Bookmark it

{[ promptMessage ]}


EvolutionaryInputCrafting-ACSAC07 - 23rd 23rd Annual...

Info iconThis preview shows pages 1–2. Sign up to view the full content.

View Full Document Right Arrow Icon
Automated Vulnerability Analysis: Leveraging Control Flow for Evolutionary Input Crafting Sherri Sparks, Shawn Embleton, Ryan Cunningham, Cliff Zou University of Central Florida {ssparks, embleton, czou}@cs.ucf.edu Abstract We present an extension of traditional "black box" fuzz testing using a genetic algorithm based upon a Dynamic Markov Model fitness heuristic. This heuristic allows us to "intelligently" guide input selection based upon feedback concerning the "success" of past inputs that have been tried. Unlike many software testing tools, our implementation is strictly based upon binary code and does not require that source code be available. Our evaluation on a Windows server program shows that this approach is superior to random black box fuzzing for increasing code coverage and depth of penetration into program control flow logic. As a result, the technique may be beneficial to the development of future automated vulnerability analysis tools. 1. Introduction As the number of households and businesses owning personal computers continues to climb, data and software security are becoming growing concerns. According to the National Vulnerability Database, the number of reported software vulnerabilities has risen from 25 in 1995 to nearly 5000 in 2005 [13]. As a result, there has been a great deal of commercial and academic interest in developing automated software security tools. Vulnerability analysis involves discovering a subset of the input space with which a malicious user can exploit logic errors in an application to drive it into an insecure state. As software becomes larger and more complex, exploring a commercial application’s entire state space for exploitable vulnerabilities becomes an intractable problem. To reduce the scope of exploration, security researchers have developed a number of testing techniques. White box testing, also known as structural or glass box analysis, typically involves detailed, manual analysis of either program source code or a static 1 disassembly. It is based upon This research was supported by NSF Grant CNS-0627318 and Intel research funds. the assumption that the tester has internal knowledge of the system during the test case generation process. In contrast, the black box or functional testing methodology views a program as a “black box”. It does not rely upon either source code or disassembly. Rather, it is based upon injecting random or semi- random external input into a program and then monitoring its output for unexpected behavior. This process is also sometimes referred to as fuzz testing or fault injection [7]. Time and cost are motivating factors in application security. Black box fuzzers have become popular in recent years because they provide a favorable cost / benefit ratio due to their simplicity and potential for automation.
Background image of page 1

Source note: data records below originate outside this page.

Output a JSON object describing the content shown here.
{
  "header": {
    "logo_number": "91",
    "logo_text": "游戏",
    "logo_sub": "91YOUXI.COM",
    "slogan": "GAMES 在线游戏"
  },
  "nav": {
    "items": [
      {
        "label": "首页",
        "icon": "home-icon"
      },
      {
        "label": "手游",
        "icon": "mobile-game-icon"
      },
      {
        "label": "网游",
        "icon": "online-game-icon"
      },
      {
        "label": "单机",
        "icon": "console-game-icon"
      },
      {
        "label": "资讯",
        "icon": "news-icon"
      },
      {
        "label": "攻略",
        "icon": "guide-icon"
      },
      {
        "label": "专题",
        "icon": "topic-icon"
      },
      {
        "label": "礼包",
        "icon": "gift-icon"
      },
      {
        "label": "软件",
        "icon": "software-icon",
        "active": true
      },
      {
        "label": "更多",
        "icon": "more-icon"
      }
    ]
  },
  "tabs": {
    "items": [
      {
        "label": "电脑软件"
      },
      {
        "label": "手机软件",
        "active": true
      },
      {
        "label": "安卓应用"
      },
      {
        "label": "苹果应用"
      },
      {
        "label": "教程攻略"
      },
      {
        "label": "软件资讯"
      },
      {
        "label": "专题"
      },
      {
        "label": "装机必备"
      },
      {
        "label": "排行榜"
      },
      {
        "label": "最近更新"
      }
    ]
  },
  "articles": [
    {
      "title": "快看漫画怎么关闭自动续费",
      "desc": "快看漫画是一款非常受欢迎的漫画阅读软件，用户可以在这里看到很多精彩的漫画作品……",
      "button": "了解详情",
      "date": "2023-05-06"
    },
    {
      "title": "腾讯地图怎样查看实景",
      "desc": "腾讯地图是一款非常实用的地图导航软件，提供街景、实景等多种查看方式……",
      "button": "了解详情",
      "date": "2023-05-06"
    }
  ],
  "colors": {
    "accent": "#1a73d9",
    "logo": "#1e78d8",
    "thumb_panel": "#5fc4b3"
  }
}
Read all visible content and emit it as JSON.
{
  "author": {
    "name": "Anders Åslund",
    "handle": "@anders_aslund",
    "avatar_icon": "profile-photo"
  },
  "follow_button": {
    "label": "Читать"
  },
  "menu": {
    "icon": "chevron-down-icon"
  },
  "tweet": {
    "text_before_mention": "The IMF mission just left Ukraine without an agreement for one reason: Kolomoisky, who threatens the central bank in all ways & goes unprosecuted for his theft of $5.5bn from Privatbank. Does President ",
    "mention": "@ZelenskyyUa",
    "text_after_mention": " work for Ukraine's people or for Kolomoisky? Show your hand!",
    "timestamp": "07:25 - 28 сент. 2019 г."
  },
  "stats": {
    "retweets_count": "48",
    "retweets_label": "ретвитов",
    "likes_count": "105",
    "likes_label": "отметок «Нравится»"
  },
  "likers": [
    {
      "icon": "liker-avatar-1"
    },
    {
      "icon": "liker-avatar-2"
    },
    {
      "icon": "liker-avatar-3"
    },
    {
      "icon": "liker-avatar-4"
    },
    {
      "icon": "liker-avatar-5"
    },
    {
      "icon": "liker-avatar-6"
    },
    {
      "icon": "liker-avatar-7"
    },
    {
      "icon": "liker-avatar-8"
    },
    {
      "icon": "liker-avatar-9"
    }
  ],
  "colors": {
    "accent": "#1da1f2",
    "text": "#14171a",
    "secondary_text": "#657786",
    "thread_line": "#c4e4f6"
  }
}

Info iconThis preview has intentionally blurred sections. Sign up to view the full version.

View Full Document Right Arrow Icon
Image of page 2
This is the end of the preview. Sign up to access the rest of the document.

{[ snackBarMessage ]}